Web page and app entries

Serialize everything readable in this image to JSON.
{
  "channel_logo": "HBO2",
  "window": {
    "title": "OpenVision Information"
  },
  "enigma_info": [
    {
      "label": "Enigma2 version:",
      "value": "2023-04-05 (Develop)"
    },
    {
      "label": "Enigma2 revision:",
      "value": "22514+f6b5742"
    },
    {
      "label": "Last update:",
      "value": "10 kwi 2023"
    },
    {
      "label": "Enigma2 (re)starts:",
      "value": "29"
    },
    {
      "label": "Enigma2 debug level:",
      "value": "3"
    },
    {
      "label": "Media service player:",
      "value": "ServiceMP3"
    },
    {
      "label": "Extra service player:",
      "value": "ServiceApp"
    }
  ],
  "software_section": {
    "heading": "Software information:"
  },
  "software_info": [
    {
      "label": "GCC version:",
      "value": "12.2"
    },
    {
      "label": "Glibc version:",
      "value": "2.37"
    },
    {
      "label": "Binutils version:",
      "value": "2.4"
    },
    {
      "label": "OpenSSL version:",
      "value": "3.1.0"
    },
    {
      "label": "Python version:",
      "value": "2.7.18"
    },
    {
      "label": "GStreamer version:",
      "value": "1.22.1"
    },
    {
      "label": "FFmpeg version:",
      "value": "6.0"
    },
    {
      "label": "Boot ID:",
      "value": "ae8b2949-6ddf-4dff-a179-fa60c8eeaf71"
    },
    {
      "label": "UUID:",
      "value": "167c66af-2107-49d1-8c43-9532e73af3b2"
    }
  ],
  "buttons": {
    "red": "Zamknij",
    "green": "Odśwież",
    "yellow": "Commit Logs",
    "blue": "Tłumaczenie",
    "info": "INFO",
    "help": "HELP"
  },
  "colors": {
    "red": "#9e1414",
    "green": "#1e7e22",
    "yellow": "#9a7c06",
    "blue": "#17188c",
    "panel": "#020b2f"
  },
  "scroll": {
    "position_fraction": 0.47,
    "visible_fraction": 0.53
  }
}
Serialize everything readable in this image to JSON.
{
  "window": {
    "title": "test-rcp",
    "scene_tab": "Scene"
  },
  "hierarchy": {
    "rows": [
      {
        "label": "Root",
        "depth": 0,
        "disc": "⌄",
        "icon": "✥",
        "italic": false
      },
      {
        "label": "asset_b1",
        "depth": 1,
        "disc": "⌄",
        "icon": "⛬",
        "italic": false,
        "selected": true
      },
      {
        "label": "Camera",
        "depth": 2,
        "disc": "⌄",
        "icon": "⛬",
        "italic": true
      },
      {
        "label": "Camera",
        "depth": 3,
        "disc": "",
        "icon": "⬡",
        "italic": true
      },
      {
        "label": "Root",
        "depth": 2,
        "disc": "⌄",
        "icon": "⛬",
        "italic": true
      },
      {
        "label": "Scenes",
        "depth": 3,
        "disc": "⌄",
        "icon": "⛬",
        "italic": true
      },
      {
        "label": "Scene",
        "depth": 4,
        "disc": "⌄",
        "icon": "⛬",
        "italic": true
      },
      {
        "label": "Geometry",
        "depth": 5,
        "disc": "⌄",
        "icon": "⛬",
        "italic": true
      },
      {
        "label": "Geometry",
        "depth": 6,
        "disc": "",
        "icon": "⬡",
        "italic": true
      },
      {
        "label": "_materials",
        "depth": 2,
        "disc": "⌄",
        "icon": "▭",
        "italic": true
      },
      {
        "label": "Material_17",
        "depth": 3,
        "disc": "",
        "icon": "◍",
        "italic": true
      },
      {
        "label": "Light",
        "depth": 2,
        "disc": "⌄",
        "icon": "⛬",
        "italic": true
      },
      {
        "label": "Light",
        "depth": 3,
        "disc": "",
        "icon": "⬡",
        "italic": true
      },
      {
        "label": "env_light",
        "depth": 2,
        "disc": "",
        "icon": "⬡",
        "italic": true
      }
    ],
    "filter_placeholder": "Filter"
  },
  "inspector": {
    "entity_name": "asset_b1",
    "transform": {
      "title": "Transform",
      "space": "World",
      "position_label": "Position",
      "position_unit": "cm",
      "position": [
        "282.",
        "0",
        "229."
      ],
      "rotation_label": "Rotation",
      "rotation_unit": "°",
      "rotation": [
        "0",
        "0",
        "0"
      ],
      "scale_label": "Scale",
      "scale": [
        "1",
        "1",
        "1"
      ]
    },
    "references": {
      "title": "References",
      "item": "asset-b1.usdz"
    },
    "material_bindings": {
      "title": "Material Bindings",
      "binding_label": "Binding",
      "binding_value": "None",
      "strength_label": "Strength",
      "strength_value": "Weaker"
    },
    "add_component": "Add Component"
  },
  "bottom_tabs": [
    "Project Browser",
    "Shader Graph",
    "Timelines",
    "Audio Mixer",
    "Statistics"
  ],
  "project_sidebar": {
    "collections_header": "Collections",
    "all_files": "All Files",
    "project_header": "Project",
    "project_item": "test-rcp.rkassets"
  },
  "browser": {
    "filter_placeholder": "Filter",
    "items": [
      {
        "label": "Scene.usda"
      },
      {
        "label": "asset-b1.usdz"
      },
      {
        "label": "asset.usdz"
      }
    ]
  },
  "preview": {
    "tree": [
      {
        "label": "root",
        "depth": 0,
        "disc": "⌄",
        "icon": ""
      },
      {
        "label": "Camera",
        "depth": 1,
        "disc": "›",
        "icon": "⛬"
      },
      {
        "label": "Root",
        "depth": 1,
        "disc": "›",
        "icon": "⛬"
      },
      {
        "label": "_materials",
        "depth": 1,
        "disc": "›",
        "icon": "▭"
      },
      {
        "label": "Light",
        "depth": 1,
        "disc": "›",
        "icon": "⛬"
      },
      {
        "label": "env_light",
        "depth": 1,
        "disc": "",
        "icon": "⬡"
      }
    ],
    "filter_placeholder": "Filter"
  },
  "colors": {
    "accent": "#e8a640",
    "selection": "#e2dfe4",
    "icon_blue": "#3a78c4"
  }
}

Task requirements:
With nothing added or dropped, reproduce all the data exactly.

Written response:
Serialize everything readable in this image to JSON.
{
  "channel_logo": "HBO2",
  "window": {
    "title": "OpenVision Information"
  },
  "enigma_info": [
    {
      "label": "Enigma2 version:",
      "value": "2023-04-05 (Develop)"
    },
    {
      "label": "Enigma2 revision:",
      "value": "22514+f6b5742"
    },
    {
      "label": "Last update:",
      "value": "10 kwi 2023"
    },
    {
      "label": "Enigma2 (re)starts:",
      "value": "29"
    },
    {
      "label": "Enigma2 debug level:",
      "value": "3"
    },
    {
      "label": "Media service player:",
      "value": "ServiceMP3"
    },
    {
      "label": "Extra service player:",
      "value": "ServiceApp"
    }
  ],
  "software_section": {
    "heading": "Software information:"
  },
  "software_info": [
    {
      "label": "GCC version:",
      "value": "12.2"
    },
    {
      "label": "Glibc version:",
      "value": "2.37"
    },
    {
      "label": "Binutils version:",
      "value": "2.4"
    },
    {
      "label": "OpenSSL version:",
      "value": "3.1.0"
    },
    {
      "label": "Python version:",
      "value": "2.7.18"
    },
    {
      "label": "GStreamer version:",
      "value": "1.22.1"
    },
    {
      "label": "FFmpeg version:",
      "value": "6.0"
    },
    {
      "label": "Boot ID:",
      "value": "ae8b2949-6ddf-4dff-a179-fa60c8eeaf71"
    },
    {
      "label": "UUID:",
      "value": "167c66af-2107-49d1-8c43-9532e73af3b2"
    }
  ],
  "buttons": {
    "red": "Zamknij",
    "green": "Odśwież",
    "yellow": "Commit Logs",
    "blue": "Tłumaczenie",
    "info": "INFO",
    "help": "HELP"
  },
  "colors": {
    "red": "#9e1414",
    "green": "#1e7e22",
    "yellow": "#9a7c06",
    "blue": "#17188c",
    "panel": "#020b2f"
  },
  "scroll": {
    "position_fraction": 0.47,
    "visible_fraction": 0.53
  }
}
Serialize everything readable in this image to JSON.
{
  "window": {
    "title": "test-rcp",
    "scene_tab": "Scene"
  },
  "hierarchy": {
    "rows": [
      {
        "label": "Root",
        "depth": 0,
        "disc": "⌄",
        "icon": "✥",
        "italic": false
      },
      {
        "label": "asset_b1",
        "depth": 1,
        "disc": "⌄",
        "icon": "⛬",
        "italic": false,
        "selected": true
      },
      {
        "label": "Camera",
        "depth": 2,
        "disc": "⌄",
        "icon": "⛬",
        "italic": true
      },
      {
        "label": "Camera",
        "depth": 3,
        "disc": "",
        "icon": "⬡",
        "italic": true
      },
      {
        "label": "Root",
        "depth": 2,
        "disc": "⌄",
        "icon": "⛬",
        "italic": true
      },
      {
        "label": "Scenes",
        "depth": 3,
        "disc": "⌄",
        "icon": "⛬",
        "italic": true
      },
      {
        "label": "Scene",
        "depth": 4,
        "disc": "⌄",
        "icon": "⛬",
        "italic": true
      },
      {
        "label": "Geometry",
        "depth": 5,
        "disc": "⌄",
        "icon": "⛬",
        "italic": true
      },
      {
        "label": "Geometry",
        "depth": 6,
        "disc": "",
        "icon": "⬡",
        "italic": true
      },
      {
        "label": "_materials",
        "depth": 2,
        "disc": "⌄",
        "icon": "▭",
        "italic": true
      },
      {
        "label": "Material_17",
        "depth": 3,
        "disc": "",
        "icon": "◍",
        "italic": true
      },
      {
        "label": "Light",
        "depth": 2,
        "disc": "⌄",
        "icon": "⛬",
        "italic": true
      },
      {
        "label": "Light",
        "depth": 3,
        "disc": "",
        "icon": "⬡",
        "italic": true
      },
      {
        "label": "env_light",
        "depth": 2,
        "disc": "",
        "icon": "⬡",
        "italic": true
      }
    ],
    "filter_placeholder": "Filter"
  },
  "inspector": {
    "entity_name": "asset_b1",
    "transform": {
      "title": "Transform",
      "space": "World",
      "position_label": "Position",
      "position_unit": "cm",
      "position": [
        "282.",
        "0",
        "229."
      ],
      "rotation_label": "Rotation",
      "rotation_unit": "°",
      "rotation": [
        "0",
        "0",
        "0"
      ],
      "scale_label": "Scale",
      "scale": [
        "1",
        "1",
        "1"
      ]
    },
    "references": {
      "title": "References",
      "item": "asset-b1.usdz"
    },
    "material_bindings": {
      "title": "Material Bindings",
      "binding_label": "Binding",
      "binding_value": "None",
      "strength_label": "Strength",
      "strength_value": "Weaker"
    },
    "add_component": "Add Component"
  },
  "bottom_tabs": [
    "Project Browser",
    "Shader Graph",
    "Timelines",
    "Audio Mixer",
    "Statistics"
  ],
  "project_sidebar": {
    "collections_header": "Collections",
    "all_files": "All Files",
    "project_header": "Project",
    "project_item": "test-rcp.rkassets"
  },
  "browser": {
    "filter_placeholder": "Filter",
    "items": [
      {
        "label": "Scene.usda"
      },
      {
        "label": "asset-b1.usdz"
      },
      {
        "label": "asset.usdz"
      }
    ]
  },
  "preview": {
    "tree": [
      {
        "label": "root",
        "depth": 0,
        "disc": "⌄",
        "icon": ""
      },
      {
        "label": "Camera",
        "depth": 1,
        "disc": "›",
        "icon": "⛬"
      },
      {
        "label": "Root",
        "depth": 1,
        "disc": "›",
        "icon": "⛬"
      },
      {
        "label": "_materials",
        "depth": 1,
        "disc": "›",
        "icon": "▭"
      },
      {
        "label": "Light",
        "depth": 1,
        "disc": "›",
        "icon": "⛬"
      },
      {
        "label": "env_light",
        "depth": 1,
        "disc": "",
        "icon": "⬡"
      }
    ],
    "filter_placeholder": "Filter"
  },
  "colors": {
    "accent": "#e8a640",
    "selection": "#e2dfe4",
    "icon_blue": "#3a78c4"
  }
}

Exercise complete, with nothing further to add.